%%
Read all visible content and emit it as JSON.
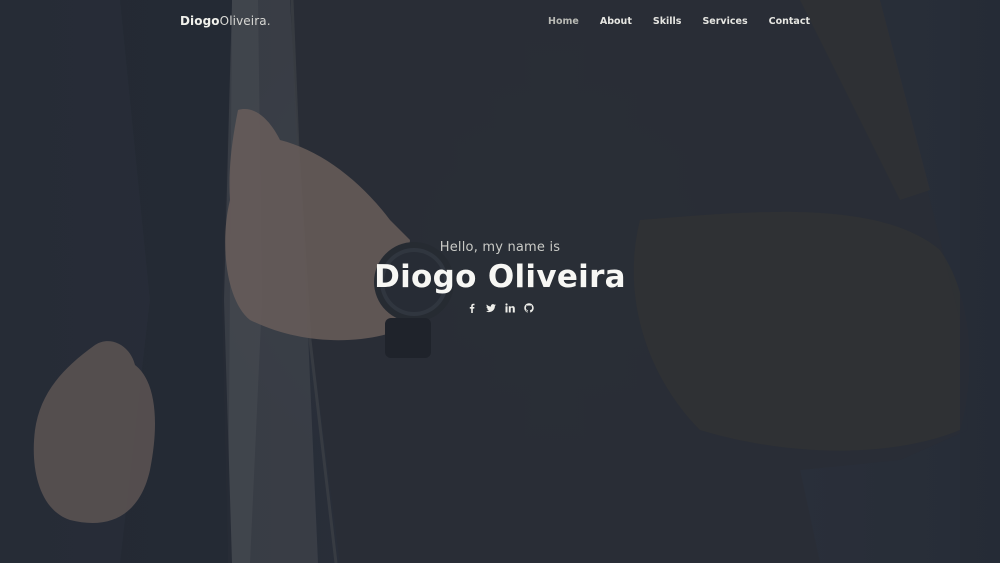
{
  "brand": {
    "first": "Diogo",
    "last": "Oliveira",
    "dot": "."
  },
  "nav": {
    "items": [
      {
        "label": "Home",
        "active": true
      },
      {
        "label": "About",
        "active": false
      },
      {
        "label": "Skills",
        "active": false
      },
      {
        "label": "Services",
        "active": false
      },
      {
        "label": "Contact",
        "active": false
      }
    ]
  },
  "hero": {
    "greeting": "Hello, my name is",
    "name": "Diogo Oliveira",
    "socials": [
      {
        "icon": "facebook-icon"
      },
      {
        "icon": "twitter-icon"
      },
      {
        "icon": "linkedin-icon"
      },
      {
        "icon": "github-icon"
      }
    ]
  },
  "colors": {
    "background": "#2a303a",
    "text": "#f7f7f4",
    "muted": "#c9cac6"
  }
}
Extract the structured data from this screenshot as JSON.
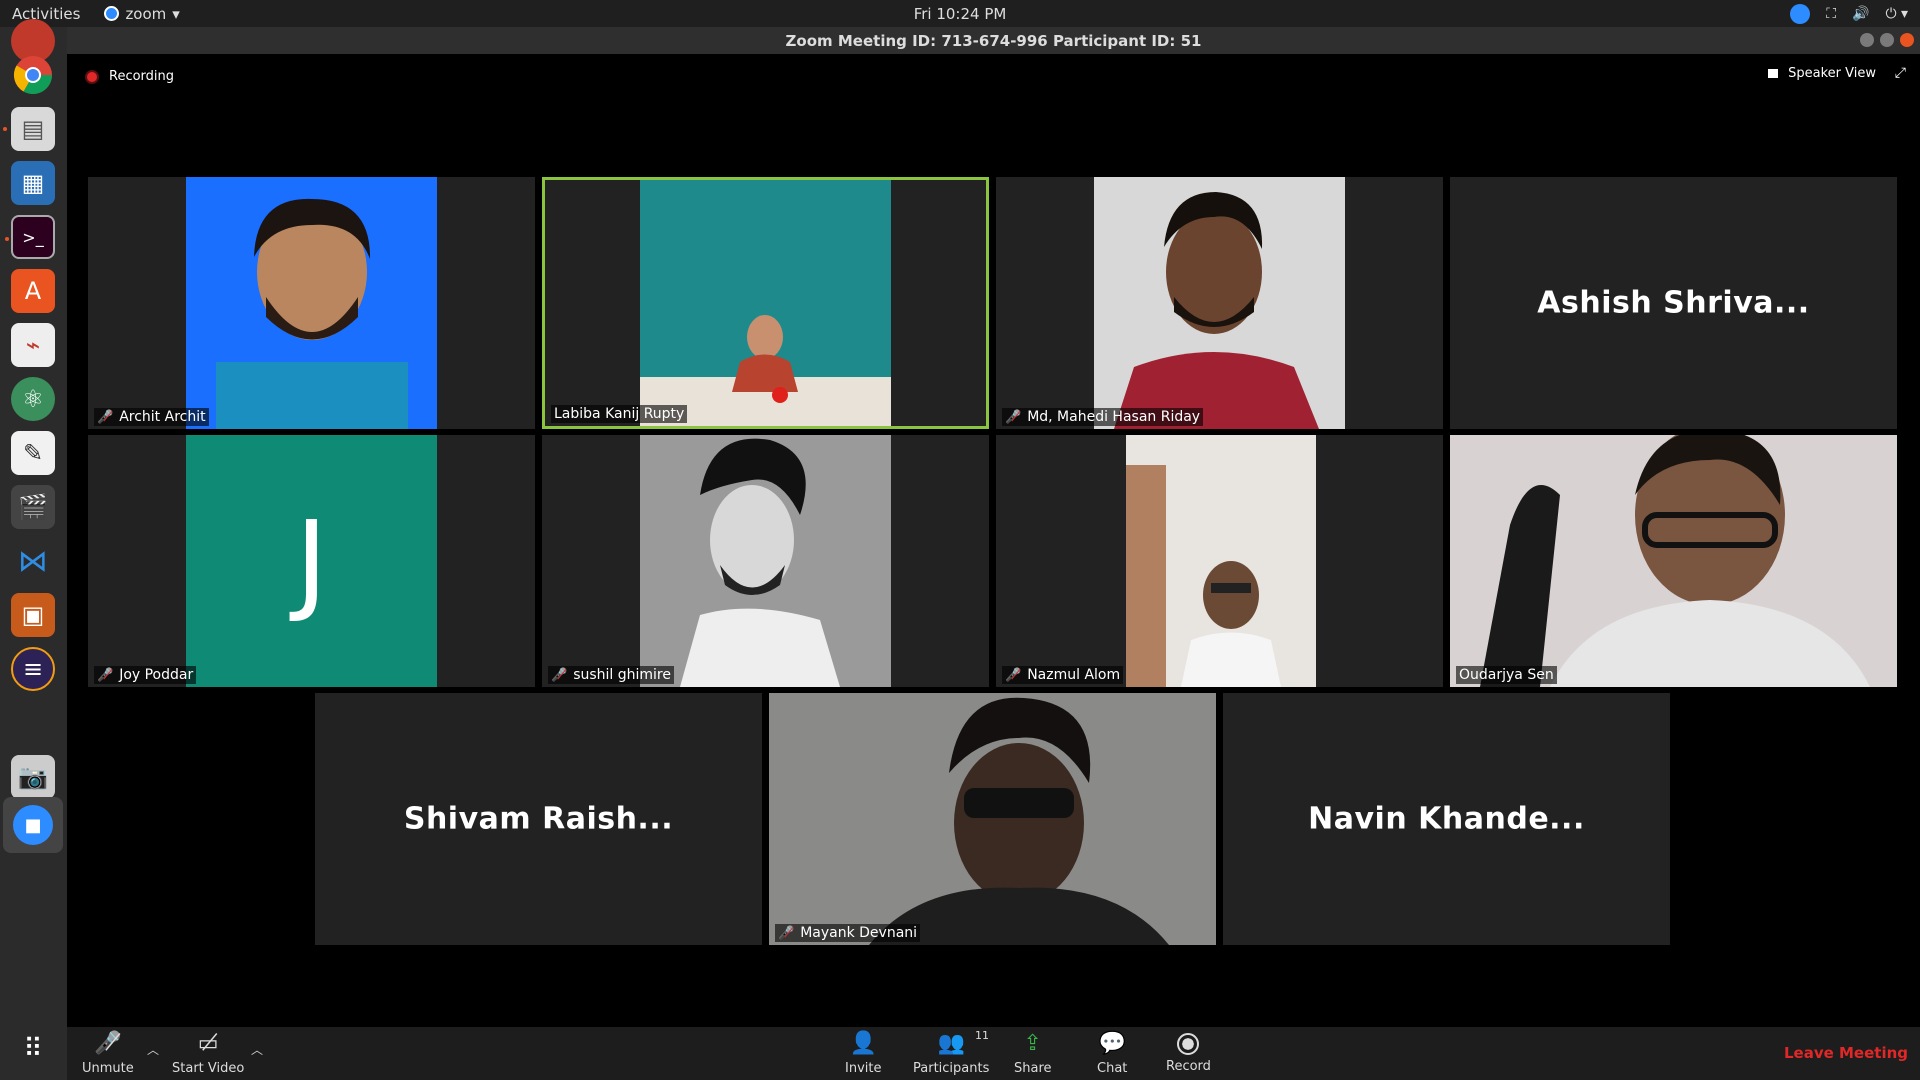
{
  "topbar": {
    "activities": "Activities",
    "app_name": "zoom",
    "app_menu_arrow": "▾",
    "clock": "Fri 10:24 PM",
    "tray_icons": [
      "zoom-icon",
      "network-icon",
      "volume-icon",
      "power-icon"
    ]
  },
  "dock": {
    "items": [
      "firefox",
      "chrome",
      "files",
      "text-document",
      "terminal",
      "software-center",
      "pdf-reader",
      "atom",
      "text-editor",
      "video-editor",
      "vscode",
      "presentation",
      "eclipse",
      "camera",
      "zoom",
      "app-grid"
    ]
  },
  "window": {
    "title": "Zoom Meeting ID: 713-674-996 Participant ID: 51"
  },
  "meeting": {
    "recording_label": "Recording",
    "view_label": "Speaker View",
    "participants": [
      {
        "name": "Archit Archit",
        "muted": true,
        "video": true,
        "bg": "#1a6fff"
      },
      {
        "name": "Labiba Kanij Rupty",
        "muted": false,
        "video": true,
        "active": true,
        "bg": "#1f8a8c"
      },
      {
        "name": "Md, Mahedi Hasan Riday",
        "muted": true,
        "video": true,
        "bg": "#d8d8d8"
      },
      {
        "name": "Ashish Shriva...",
        "muted": false,
        "video": false
      },
      {
        "name": "Joy Poddar",
        "muted": true,
        "video": false,
        "avatar_letter": "J"
      },
      {
        "name": "sushil ghimire",
        "muted": true,
        "video": true,
        "bg": "#9a9a9a"
      },
      {
        "name": "Nazmul Alom",
        "muted": true,
        "video": true,
        "bg": "#e8e4df"
      },
      {
        "name": "Oudarjya Sen",
        "muted": false,
        "video": true,
        "bg": "#d9d2d3"
      },
      {
        "name": "Shivam Raish...",
        "muted": false,
        "video": false
      },
      {
        "name": "Mayank Devnani",
        "muted": true,
        "video": true,
        "bg": "#6a6a6a"
      },
      {
        "name": "Navin Khande...",
        "muted": false,
        "video": false
      }
    ]
  },
  "toolbar": {
    "unmute": "Unmute",
    "start_video": "Start Video",
    "invite": "Invite",
    "participants": "Participants",
    "participants_count": "11",
    "share": "Share",
    "chat": "Chat",
    "record": "Record",
    "leave": "Leave Meeting"
  },
  "colors": {
    "active_speaker_border": "#8bc53f",
    "leave": "#e02828",
    "share": "#3ab54a",
    "zoom_blue": "#2d8cff"
  }
}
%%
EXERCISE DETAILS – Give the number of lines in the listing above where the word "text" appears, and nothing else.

SOLUTION – 3